» **Excerpted data**
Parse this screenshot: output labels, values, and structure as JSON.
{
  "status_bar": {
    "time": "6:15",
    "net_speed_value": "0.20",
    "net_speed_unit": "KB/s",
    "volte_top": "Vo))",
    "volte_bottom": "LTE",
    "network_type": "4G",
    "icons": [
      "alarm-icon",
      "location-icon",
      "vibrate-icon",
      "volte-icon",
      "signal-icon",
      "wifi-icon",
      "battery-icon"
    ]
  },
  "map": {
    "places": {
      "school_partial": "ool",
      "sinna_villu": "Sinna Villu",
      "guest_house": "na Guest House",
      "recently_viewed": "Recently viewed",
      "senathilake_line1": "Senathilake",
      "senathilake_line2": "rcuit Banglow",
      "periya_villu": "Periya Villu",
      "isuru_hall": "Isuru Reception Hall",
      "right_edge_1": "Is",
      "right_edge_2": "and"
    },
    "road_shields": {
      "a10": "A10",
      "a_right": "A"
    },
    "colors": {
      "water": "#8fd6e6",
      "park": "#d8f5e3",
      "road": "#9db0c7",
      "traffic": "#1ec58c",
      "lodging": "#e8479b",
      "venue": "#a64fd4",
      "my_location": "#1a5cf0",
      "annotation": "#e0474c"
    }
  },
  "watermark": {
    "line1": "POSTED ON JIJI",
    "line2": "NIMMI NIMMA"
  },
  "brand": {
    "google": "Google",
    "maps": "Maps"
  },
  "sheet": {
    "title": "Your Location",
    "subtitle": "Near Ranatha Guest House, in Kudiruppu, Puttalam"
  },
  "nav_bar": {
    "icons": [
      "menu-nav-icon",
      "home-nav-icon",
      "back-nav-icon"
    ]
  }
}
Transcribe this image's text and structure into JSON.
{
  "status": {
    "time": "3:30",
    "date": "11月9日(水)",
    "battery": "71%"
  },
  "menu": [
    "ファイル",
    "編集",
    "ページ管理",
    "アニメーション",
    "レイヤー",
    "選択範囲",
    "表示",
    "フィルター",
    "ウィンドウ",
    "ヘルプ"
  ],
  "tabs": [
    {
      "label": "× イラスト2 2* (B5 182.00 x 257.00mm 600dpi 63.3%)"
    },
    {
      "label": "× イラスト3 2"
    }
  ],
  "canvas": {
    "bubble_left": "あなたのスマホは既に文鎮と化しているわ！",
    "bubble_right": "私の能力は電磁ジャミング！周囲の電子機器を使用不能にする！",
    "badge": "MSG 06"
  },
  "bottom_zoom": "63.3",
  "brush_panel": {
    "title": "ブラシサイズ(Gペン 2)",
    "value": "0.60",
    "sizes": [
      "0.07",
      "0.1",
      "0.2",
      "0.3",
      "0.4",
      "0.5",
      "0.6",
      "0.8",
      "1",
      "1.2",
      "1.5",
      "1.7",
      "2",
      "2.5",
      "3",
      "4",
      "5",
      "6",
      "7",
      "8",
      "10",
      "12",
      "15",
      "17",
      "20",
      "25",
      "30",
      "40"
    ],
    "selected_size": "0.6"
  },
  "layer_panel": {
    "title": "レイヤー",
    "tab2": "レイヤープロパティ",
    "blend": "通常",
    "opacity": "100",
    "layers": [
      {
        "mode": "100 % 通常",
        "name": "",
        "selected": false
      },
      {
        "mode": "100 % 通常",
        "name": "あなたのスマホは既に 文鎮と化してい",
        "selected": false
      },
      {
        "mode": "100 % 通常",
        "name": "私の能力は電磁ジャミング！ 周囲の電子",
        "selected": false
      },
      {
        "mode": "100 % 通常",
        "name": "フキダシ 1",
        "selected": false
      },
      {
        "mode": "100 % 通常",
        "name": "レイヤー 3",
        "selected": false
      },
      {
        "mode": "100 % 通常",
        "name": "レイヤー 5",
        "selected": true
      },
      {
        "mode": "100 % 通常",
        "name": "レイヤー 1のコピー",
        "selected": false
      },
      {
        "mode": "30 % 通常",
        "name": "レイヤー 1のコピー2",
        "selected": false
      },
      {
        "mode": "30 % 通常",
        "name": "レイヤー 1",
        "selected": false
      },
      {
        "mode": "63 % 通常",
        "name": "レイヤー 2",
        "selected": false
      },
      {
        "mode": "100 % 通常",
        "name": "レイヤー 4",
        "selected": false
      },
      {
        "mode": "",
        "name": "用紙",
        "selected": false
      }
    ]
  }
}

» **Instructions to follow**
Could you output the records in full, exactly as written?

» **Task answer**
Parse this screenshot: output labels, values, and structure as JSON.
{
  "status_bar": {
    "time": "6:15",
    "net_speed_value": "0.20",
    "net_speed_unit": "KB/s",
    "volte_top": "Vo))",
    "volte_bottom": "LTE",
    "network_type": "4G",
    "icons": [
      "alarm-icon",
      "location-icon",
      "vibrate-icon",
      "volte-icon",
      "signal-icon",
      "wifi-icon",
      "battery-icon"
    ]
  },
  "map": {
    "places": {
      "school_partial": "ool",
      "sinna_villu": "Sinna Villu",
      "guest_house": "na Guest House",
      "recently_viewed": "Recently viewed",
      "senathilake_line1": "Senathilake",
      "senathilake_line2": "rcuit Banglow",
      "periya_villu": "Periya Villu",
      "isuru_hall": "Isuru Reception Hall",
      "right_edge_1": "Is",
      "right_edge_2": "and"
    },
    "road_shields": {
      "a10": "A10",
      "a_right": "A"
    },
    "colors": {
      "water": "#8fd6e6",
      "park": "#d8f5e3",
      "road": "#9db0c7",
      "traffic": "#1ec58c",
      "lodging": "#e8479b",
      "venue": "#a64fd4",
      "my_location": "#1a5cf0",
      "annotation": "#e0474c"
    }
  },
  "watermark": {
    "line1": "POSTED ON JIJI",
    "line2": "NIMMI NIMMA"
  },
  "brand": {
    "google": "Google",
    "maps": "Maps"
  },
  "sheet": {
    "title": "Your Location",
    "subtitle": "Near Ranatha Guest House, in Kudiruppu, Puttalam"
  },
  "nav_bar": {
    "icons": [
      "menu-nav-icon",
      "home-nav-icon",
      "back-nav-icon"
    ]
  }
}
Transcribe this image's text and structure into JSON.
{
  "status": {
    "time": "3:30",
    "date": "11月9日(水)",
    "battery": "71%"
  },
  "menu": [
    "ファイル",
    "編集",
    "ページ管理",
    "アニメーション",
    "レイヤー",
    "選択範囲",
    "表示",
    "フィルター",
    "ウィンドウ",
    "ヘルプ"
  ],
  "tabs": [
    {
      "label": "× イラスト2 2* (B5 182.00 x 257.00mm 600dpi 63.3%)"
    },
    {
      "label": "× イラスト3 2"
    }
  ],
  "canvas": {
    "bubble_left": "あなたのスマホは既に文鎮と化しているわ！",
    "bubble_right": "私の能力は電磁ジャミング！周囲の電子機器を使用不能にする！",
    "badge": "MSG 06"
  },
  "bottom_zoom": "63.3",
  "brush_panel": {
    "title": "ブラシサイズ(Gペン 2)",
    "value": "0.60",
    "sizes": [
      "0.07",
      "0.1",
      "0.2",
      "0.3",
      "0.4",
      "0.5",
      "0.6",
      "0.8",
      "1",
      "1.2",
      "1.5",
      "1.7",
      "2",
      "2.5",
      "3",
      "4",
      "5",
      "6",
      "7",
      "8",
      "10",
      "12",
      "15",
      "17",
      "20",
      "25",
      "30",
      "40"
    ],
    "selected_size": "0.6"
  },
  "layer_panel": {
    "title": "レイヤー",
    "tab2": "レイヤープロパティ",
    "blend": "通常",
    "opacity": "100",
    "layers": [
      {
        "mode": "100 % 通常",
        "name": "",
        "selected": false
      },
      {
        "mode": "100 % 通常",
        "name": "あなたのスマホは既に 文鎮と化してい",
        "selected": false
      },
      {
        "mode": "100 % 通常",
        "name": "私の能力は電磁ジャミング！ 周囲の電子",
        "selected": false
      },
      {
        "mode": "100 % 通常",
        "name": "フキダシ 1",
        "selected": false
      },
      {
        "mode": "100 % 通常",
        "name": "レイヤー 3",
        "selected": false
      },
      {
        "mode": "100 % 通常",
        "name": "レイヤー 5",
        "selected": true
      },
      {
        "mode": "100 % 通常",
        "name": "レイヤー 1のコピー",
        "selected": false
      },
      {
        "mode": "30 % 通常",
        "name": "レイヤー 1のコピー2",
        "selected": false
      },
      {
        "mode": "30 % 通常",
        "name": "レイヤー 1",
        "selected": false
      },
      {
        "mode": "63 % 通常",
        "name": "レイヤー 2",
        "selected": false
      },
      {
        "mode": "100 % 通常",
        "name": "レイヤー 4",
        "selected": false
      },
      {
        "mode": "",
        "name": "用紙",
        "selected": false
      }
    ]
  }
}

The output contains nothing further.